Some analysts have said earnings projections for the new GM over the next several years present it with a different problem: where to put a cash pile that Morgan Stanley analyst Adam Jonas estimates could top $70 billion by 2015.
CONTRAST WITH CHRYSLER
Welburn said he hoped that American consumers would view GM's decision to drop the loan application as positive.
GM rival Ford Motor Co has been boosted by its decision to forgo a bailout although it borrowed almost $6 billion from the Department of Energy in 2009.
Chrysler, which is carrying high-interest loans from the U.S. Treasury from its bailout, has been seeking $3 billion in Energy Department financing to bring down its financing costs.
We don't want those kinds of debts to deal with, GM's Welburn said. I think it says a lot about the financial health of the company.
Separately, GM also said it would begin to sell its plug-in hybrid Chevrolet Volt in all U.S. states by the end of 2011.
That rollout is faster than GM had previously announced and comes as Chief Executive Dan Akerson pushes the company to ramp up production on Volt and roll out variants over the next several years to bring down its cost.

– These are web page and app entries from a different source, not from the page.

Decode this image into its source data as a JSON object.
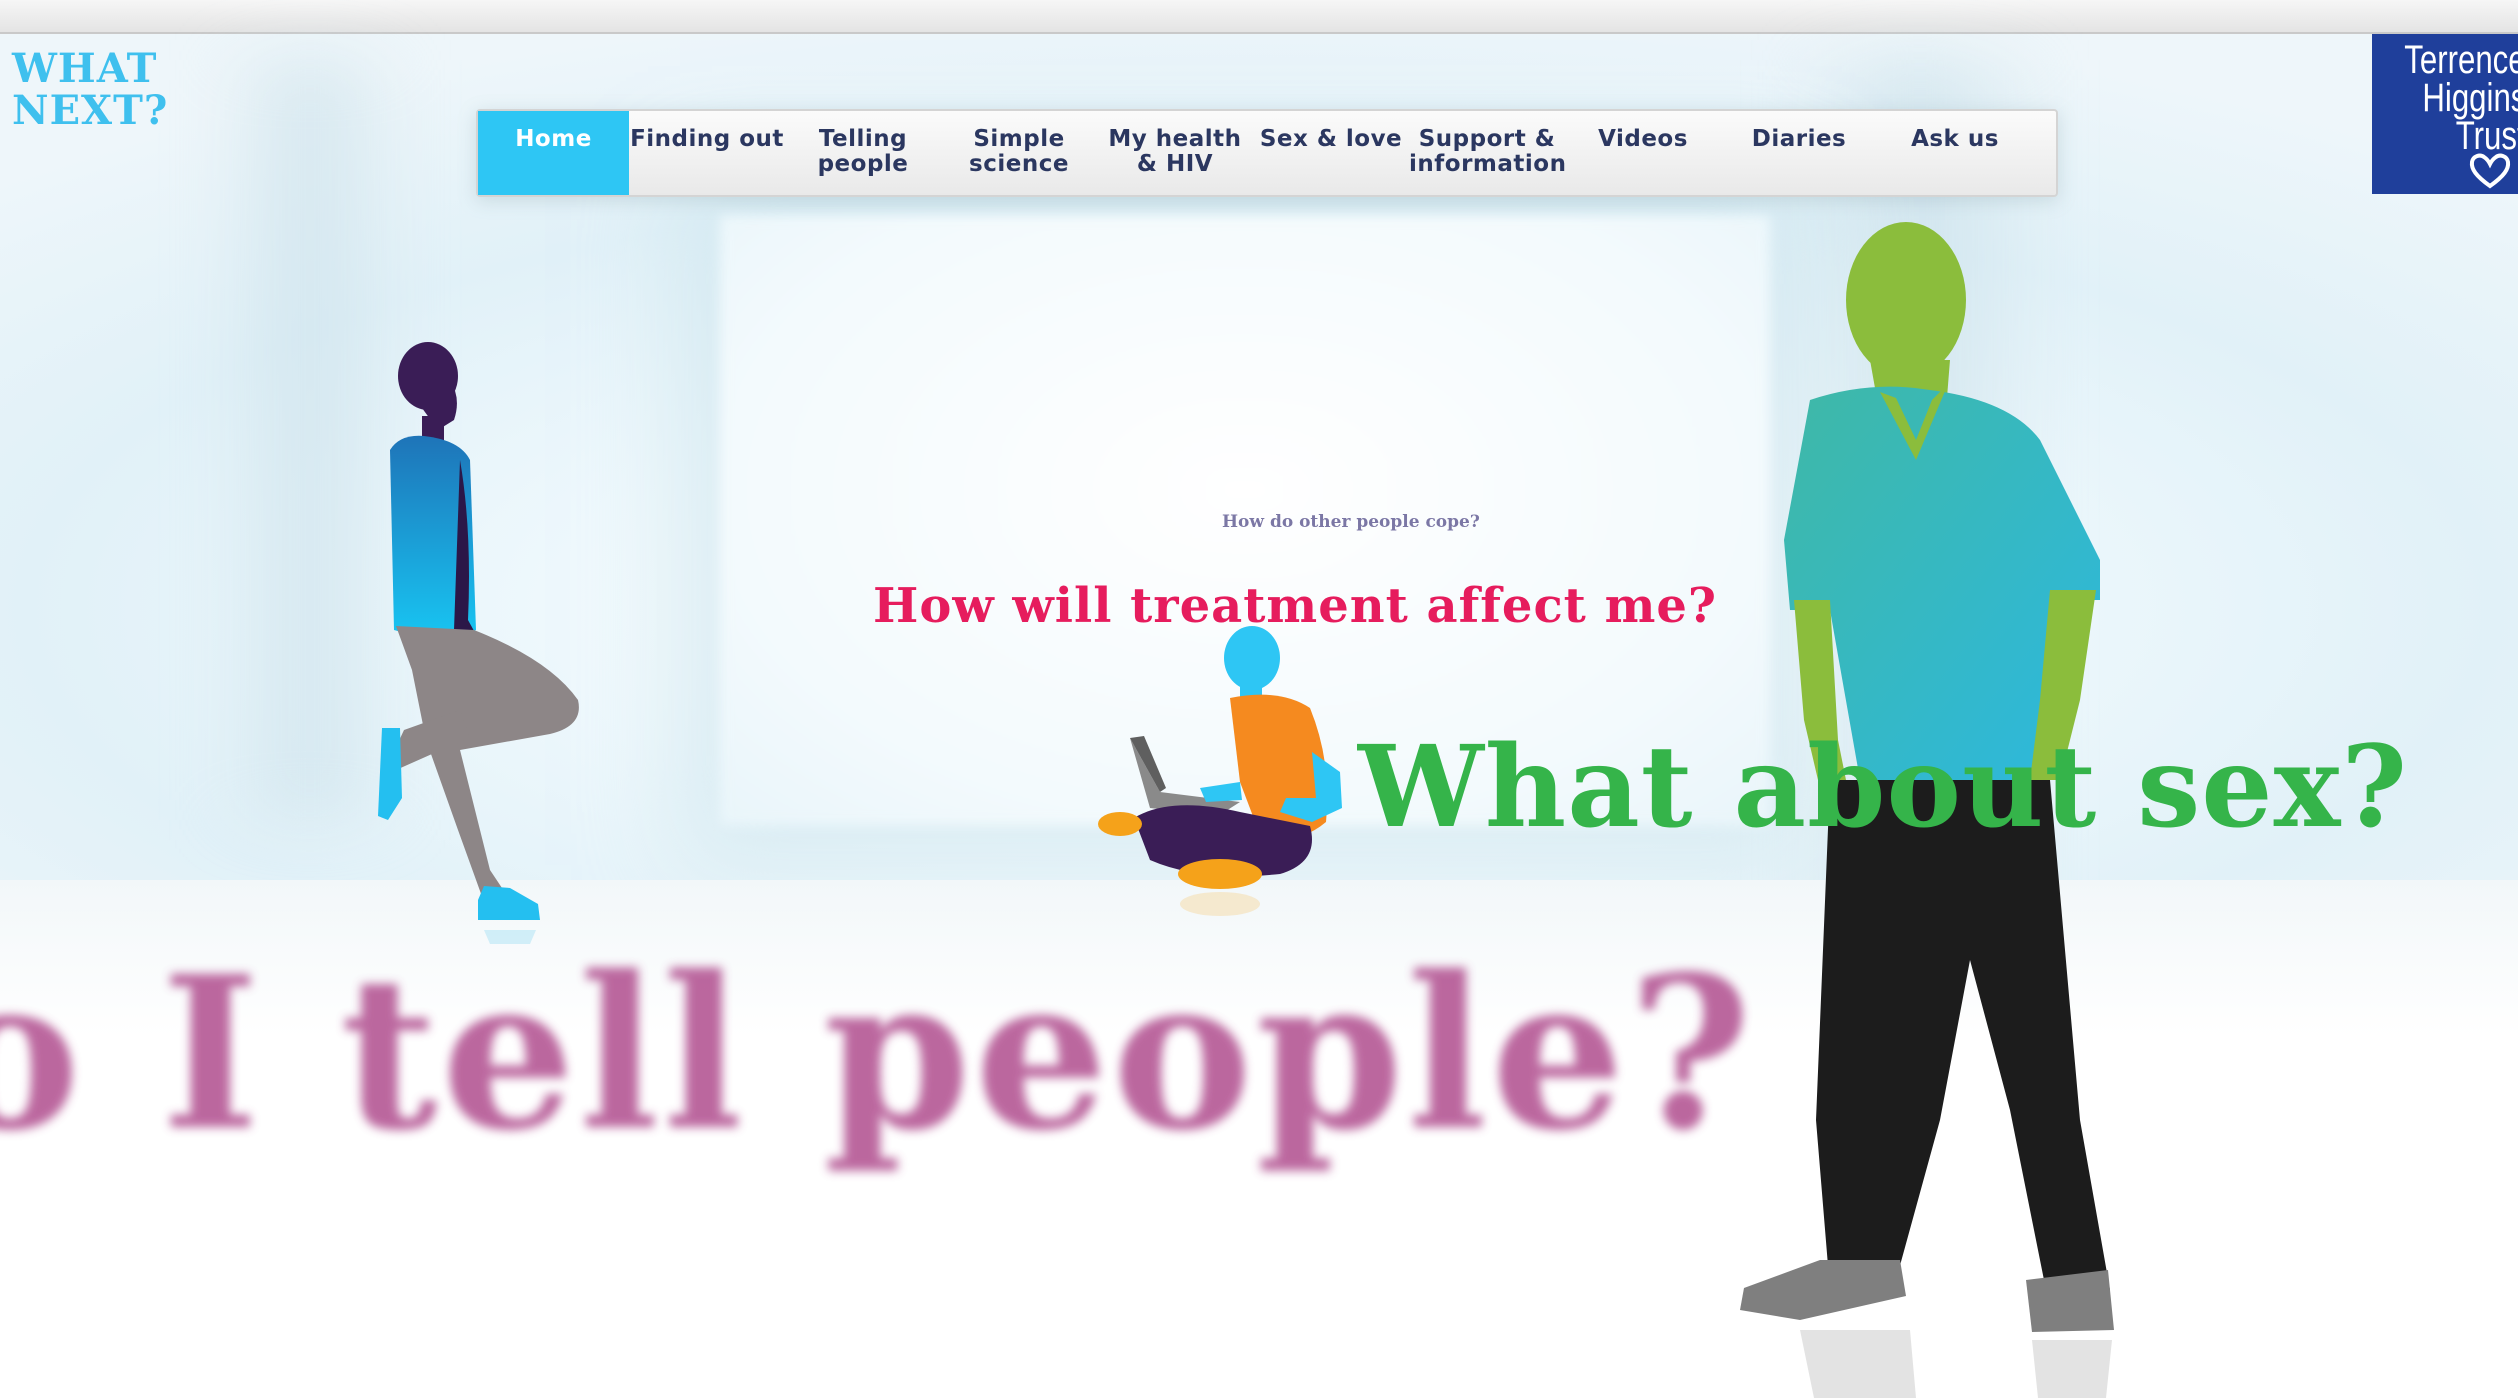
{
  "logo": {
    "line1": "WHAT",
    "line2": "NEXT?"
  },
  "partner_logo": {
    "line1": "Terrence",
    "line2": "Higgins",
    "line3": "Trust",
    "icon": "heart-icon"
  },
  "nav": {
    "items": [
      {
        "label": "Home",
        "active": true
      },
      {
        "label": "Finding out"
      },
      {
        "label": "Telling\npeople"
      },
      {
        "label": "Simple\nscience"
      },
      {
        "label": "My health\n& HIV"
      },
      {
        "label": "Sex & love"
      },
      {
        "label": "Support &\ninformation"
      },
      {
        "label": "Videos"
      },
      {
        "label": "Diaries"
      },
      {
        "label": "Ask us"
      }
    ]
  },
  "questions": {
    "cope": "How do other people cope?",
    "treatment": "How will treatment affect me?",
    "sex": "What about sex?",
    "tell": "o I tell people?"
  },
  "colors": {
    "nav_active": "#2ec6f4",
    "logo_blue": "#3fc0ee",
    "tht_blue": "#1f3f9b",
    "treatment_pink": "#e61c5d",
    "sex_green": "#35b44a",
    "tell_purple": "#b04d8e"
  }
}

The Volt, which provides up to 50 miles of battery-powered driving before a gasoline-powered engine kicks in, is priced at $41,000 before accounting for tax credits.
GM has said it is losing money on the first-generation Volt, in part because of the cost of developing its 400-pound, lithium-ion battery pack.
Akerson and other GM executives have said they hope to bring down the cost of the Volt and push ahead in an area where they see a lead over Toyota Motor Corp.
The automaker said on Thursday it has 300,000 consumers registered as interested in buying a Volt.
(Reporting by David Lawder, writing by Bernie Woodall and Kevin Krolicki; Editing by Derek Caney, Dave Zimmerman)